TASK REQUIREMENTS =>
Check every line of the entries for "Årsregnskap", and copy the lines that hold it.

**** SOURCE DATA

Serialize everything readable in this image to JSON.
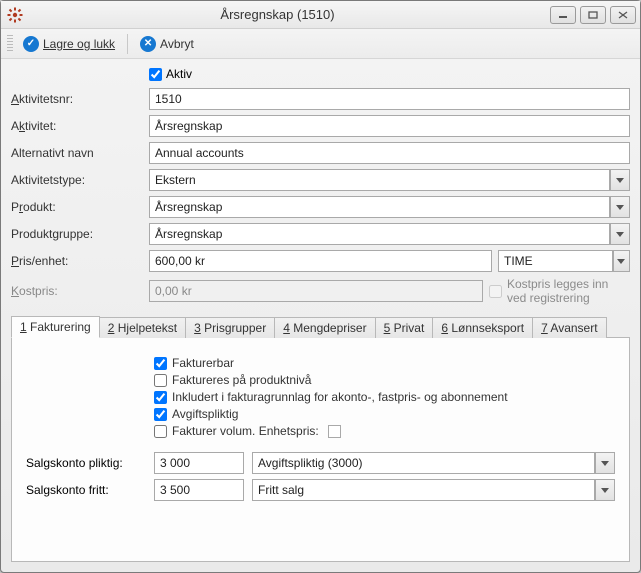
{
  "window": {
    "title": "Årsregnskap (1510)"
  },
  "toolbar": {
    "saveClose": "Lagre og lukk",
    "cancel": "Avbryt"
  },
  "form": {
    "aktivLabel": "Aktiv",
    "aktivChecked": true,
    "labels": {
      "aktivitetsnr": "Aktivitetsnr:",
      "aktivitet": "Aktivitet:",
      "altNavn": "Alternativt navn",
      "aktivitetstype": "Aktivitetstype:",
      "produkt": "Produkt:",
      "produktgruppe": "Produktgruppe:",
      "prisEnhet": "Pris/enhet:",
      "kostpris": "Kostpris:"
    },
    "values": {
      "aktivitetsnr": "1510",
      "aktivitet": "Årsregnskap",
      "altNavn": "Annual accounts",
      "aktivitetstype": "Ekstern",
      "produkt": "Årsregnskap",
      "produktgruppe": "Årsregnskap",
      "pris": "600,00 kr",
      "unit": "TIME",
      "kostpris": "0,00 kr",
      "kostprisCheckLabel": "Kostpris legges inn ved registrering"
    }
  },
  "tabs": {
    "t1": "Fakturering",
    "t2": "Hjelpetekst",
    "t3": "Prisgrupper",
    "t4": "Mengdepriser",
    "t5": "Privat",
    "t6": "Lønnseksport",
    "t7": "Avansert"
  },
  "fakturering": {
    "fakturerbar": {
      "label": "Fakturerbar",
      "checked": true
    },
    "produktniva": {
      "label": "Faktureres på produktnivå",
      "checked": false
    },
    "inkludert": {
      "label": "Inkludert i fakturagrunnlag for akonto-, fastpris- og abonnement",
      "checked": true
    },
    "avgiftspliktig": {
      "label": "Avgiftspliktig",
      "checked": true
    },
    "volum": {
      "label": "Fakturer volum. Enhetspris:",
      "checked": false,
      "value": ""
    },
    "salgPliktig": {
      "label": "Salgskonto pliktig:",
      "konto": "3 000",
      "text": "Avgiftspliktig (3000)"
    },
    "salgFritt": {
      "label": "Salgskonto fritt:",
      "konto": "3 500",
      "text": "Fritt salg"
    }
  }
}
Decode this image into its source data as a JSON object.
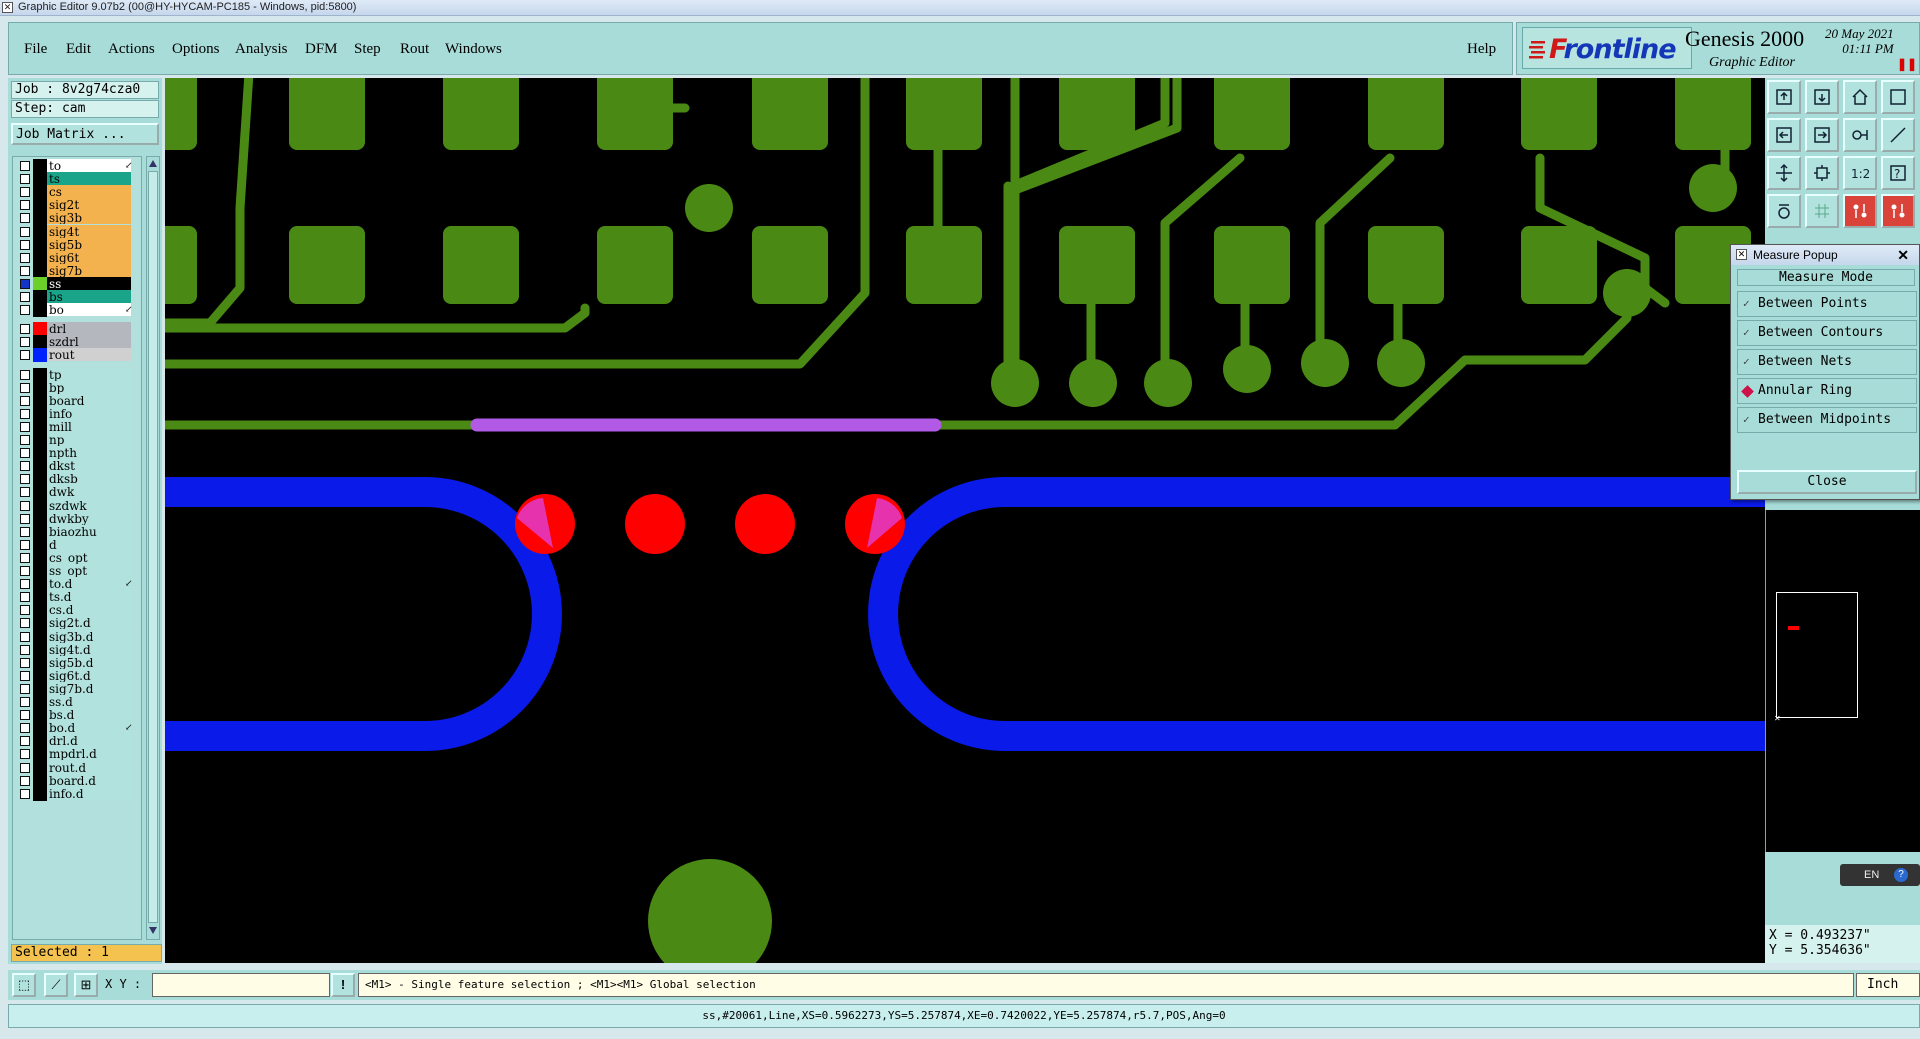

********

TASK ANSWER =>
    "title": "Årsregnskap (1510)"
      "aktivitet": "Årsregnskap",
      "produkt": "Årsregnskap",
      "produktgruppe": "Årsregnskap",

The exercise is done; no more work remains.